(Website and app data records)
------------------------------------------------
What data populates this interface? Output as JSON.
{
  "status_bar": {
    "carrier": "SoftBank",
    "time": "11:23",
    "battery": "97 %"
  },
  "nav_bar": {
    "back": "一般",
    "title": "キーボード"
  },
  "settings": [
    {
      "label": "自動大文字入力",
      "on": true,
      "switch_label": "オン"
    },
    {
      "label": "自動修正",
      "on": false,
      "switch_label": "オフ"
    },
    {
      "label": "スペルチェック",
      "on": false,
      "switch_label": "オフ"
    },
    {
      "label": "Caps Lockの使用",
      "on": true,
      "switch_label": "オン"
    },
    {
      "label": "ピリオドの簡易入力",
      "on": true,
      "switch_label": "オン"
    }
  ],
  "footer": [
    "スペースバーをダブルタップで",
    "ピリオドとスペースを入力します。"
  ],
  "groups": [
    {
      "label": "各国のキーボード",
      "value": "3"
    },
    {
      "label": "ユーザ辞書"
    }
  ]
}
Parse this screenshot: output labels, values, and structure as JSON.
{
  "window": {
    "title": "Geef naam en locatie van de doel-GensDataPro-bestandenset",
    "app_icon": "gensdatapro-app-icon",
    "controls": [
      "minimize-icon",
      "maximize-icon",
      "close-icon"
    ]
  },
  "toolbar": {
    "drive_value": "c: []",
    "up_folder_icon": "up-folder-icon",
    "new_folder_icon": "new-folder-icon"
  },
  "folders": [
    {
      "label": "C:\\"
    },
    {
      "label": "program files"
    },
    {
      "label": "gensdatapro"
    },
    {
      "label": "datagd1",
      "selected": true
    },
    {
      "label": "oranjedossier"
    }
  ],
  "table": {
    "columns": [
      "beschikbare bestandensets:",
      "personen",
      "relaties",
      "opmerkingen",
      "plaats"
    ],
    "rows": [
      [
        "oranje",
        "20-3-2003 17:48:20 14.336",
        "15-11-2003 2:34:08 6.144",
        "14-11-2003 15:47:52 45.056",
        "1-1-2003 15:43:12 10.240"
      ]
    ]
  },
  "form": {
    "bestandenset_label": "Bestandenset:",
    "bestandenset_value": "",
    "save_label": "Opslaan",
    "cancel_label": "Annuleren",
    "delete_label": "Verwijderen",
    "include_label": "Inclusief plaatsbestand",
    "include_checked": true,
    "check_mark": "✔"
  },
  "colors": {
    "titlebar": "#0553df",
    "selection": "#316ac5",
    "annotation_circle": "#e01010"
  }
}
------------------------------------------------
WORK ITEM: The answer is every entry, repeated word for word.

EXERCISE ANSWER:
What data populates this interface? Output as JSON.
{
  "status_bar": {
    "carrier": "SoftBank",
    "time": "11:23",
    "battery": "97 %"
  },
  "nav_bar": {
    "back": "一般",
    "title": "キーボード"
  },
  "settings": [
    {
      "label": "自動大文字入力",
      "on": true,
      "switch_label": "オン"
    },
    {
      "label": "自動修正",
      "on": false,
      "switch_label": "オフ"
    },
    {
      "label": "スペルチェック",
      "on": false,
      "switch_label": "オフ"
    },
    {
      "label": "Caps Lockの使用",
      "on": true,
      "switch_label": "オン"
    },
    {
      "label": "ピリオドの簡易入力",
      "on": true,
      "switch_label": "オン"
    }
  ],
  "footer": [
    "スペースバーをダブルタップで",
    "ピリオドとスペースを入力します。"
  ],
  "groups": [
    {
      "label": "各国のキーボード",
      "value": "3"
    },
    {
      "label": "ユーザ辞書"
    }
  ]
}
Parse this screenshot: output labels, values, and structure as JSON.
{
  "window": {
    "title": "Geef naam en locatie van de doel-GensDataPro-bestandenset",
    "app_icon": "gensdatapro-app-icon",
    "controls": [
      "minimize-icon",
      "maximize-icon",
      "close-icon"
    ]
  },
  "toolbar": {
    "drive_value": "c: []",
    "up_folder_icon": "up-folder-icon",
    "new_folder_icon": "new-folder-icon"
  },
  "folders": [
    {
      "label": "C:\\"
    },
    {
      "label": "program files"
    },
    {
      "label": "gensdatapro"
    },
    {
      "label": "datagd1",
      "selected": true
    },
    {
      "label": "oranjedossier"
    }
  ],
  "table": {
    "columns": [
      "beschikbare bestandensets:",
      "personen",
      "relaties",
      "opmerkingen",
      "plaats"
    ],
    "rows": [
      [
        "oranje",
        "20-3-2003 17:48:20 14.336",
        "15-11-2003 2:34:08 6.144",
        "14-11-2003 15:47:52 45.056",
        "1-1-2003 15:43:12 10.240"
      ]
    ]
  },
  "form": {
    "bestandenset_label": "Bestandenset:",
    "bestandenset_value": "",
    "save_label": "Opslaan",
    "cancel_label": "Annuleren",
    "delete_label": "Verwijderen",
    "include_label": "Inclusief plaatsbestand",
    "include_checked": true,
    "check_mark": "✔"
  },
  "colors": {
    "titlebar": "#0553df",
    "selection": "#316ac5",
    "annotation_circle": "#e01010"
  }
}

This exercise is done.